Exercise details
Below is a listing to copy exactly; no image goes into the copy.

Data for analysis
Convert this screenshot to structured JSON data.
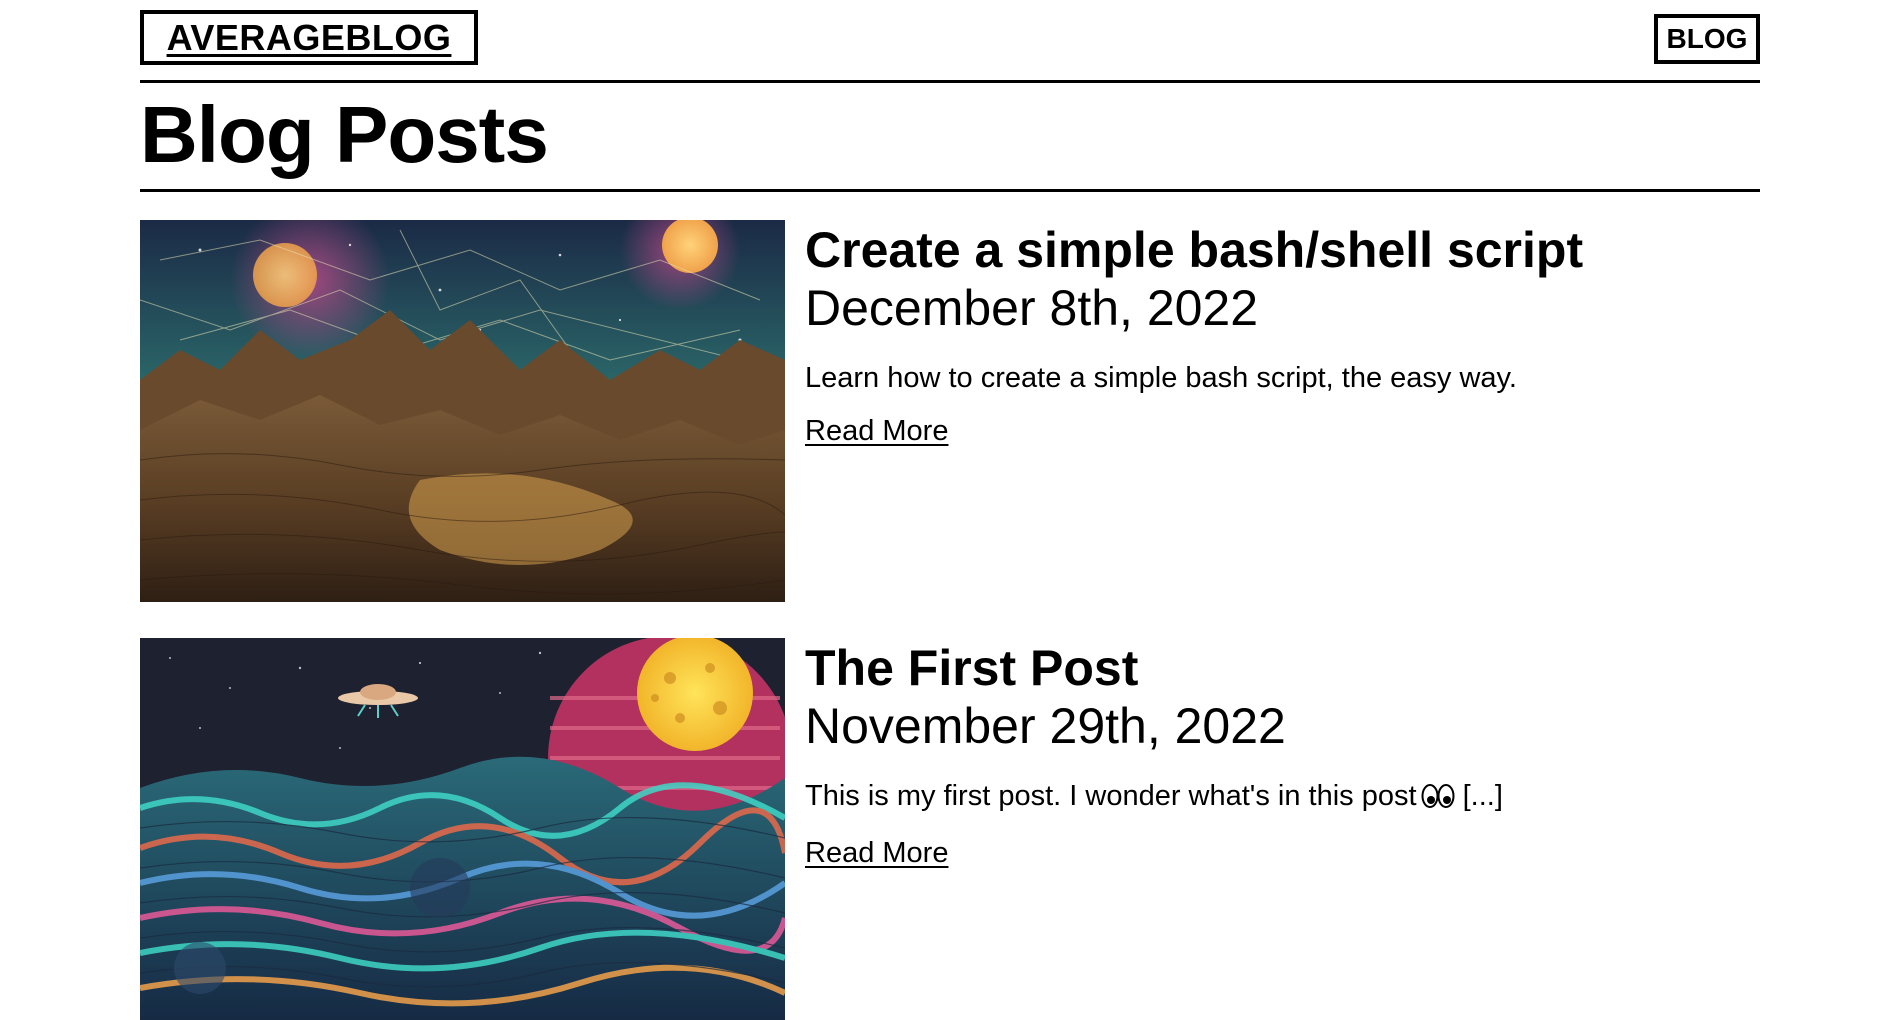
{
  "header": {
    "logo_text": "AVERAGEBLOG",
    "nav_blog_label": "BLOG"
  },
  "page": {
    "title": "Blog Posts"
  },
  "posts": [
    {
      "title": "Create a simple bash/shell script",
      "date": "December 8th, 2022",
      "excerpt": "Learn how to create a simple bash script, the easy way.",
      "read_more": "Read More",
      "image_icon": "desert-mountains-night-sky-illustration"
    },
    {
      "title": "The First Post",
      "date": "November 29th, 2022",
      "excerpt": "This is my first post. I wonder what's in this post",
      "excerpt_suffix": "[...]",
      "excerpt_emoji": "eyes-icon",
      "read_more": "Read More",
      "image_icon": "ocean-waves-planet-ufo-illustration"
    }
  ],
  "colors": {
    "text": "#000000",
    "background": "#ffffff"
  }
}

Task response
Convert this screenshot to structured JSON data.
{
  "header": {
    "logo_text": "AVERAGEBLOG",
    "nav_blog_label": "BLOG"
  },
  "page": {
    "title": "Blog Posts"
  },
  "posts": [
    {
      "title": "Create a simple bash/shell script",
      "date": "December 8th, 2022",
      "excerpt": "Learn how to create a simple bash script, the easy way.",
      "read_more": "Read More",
      "image_icon": "desert-mountains-night-sky-illustration"
    },
    {
      "title": "The First Post",
      "date": "November 29th, 2022",
      "excerpt": "This is my first post. I wonder what's in this post",
      "excerpt_suffix": "[...]",
      "excerpt_emoji": "eyes-icon",
      "read_more": "Read More",
      "image_icon": "ocean-waves-planet-ufo-illustration"
    }
  ],
  "colors": {
    "text": "#000000",
    "background": "#ffffff"
  }
}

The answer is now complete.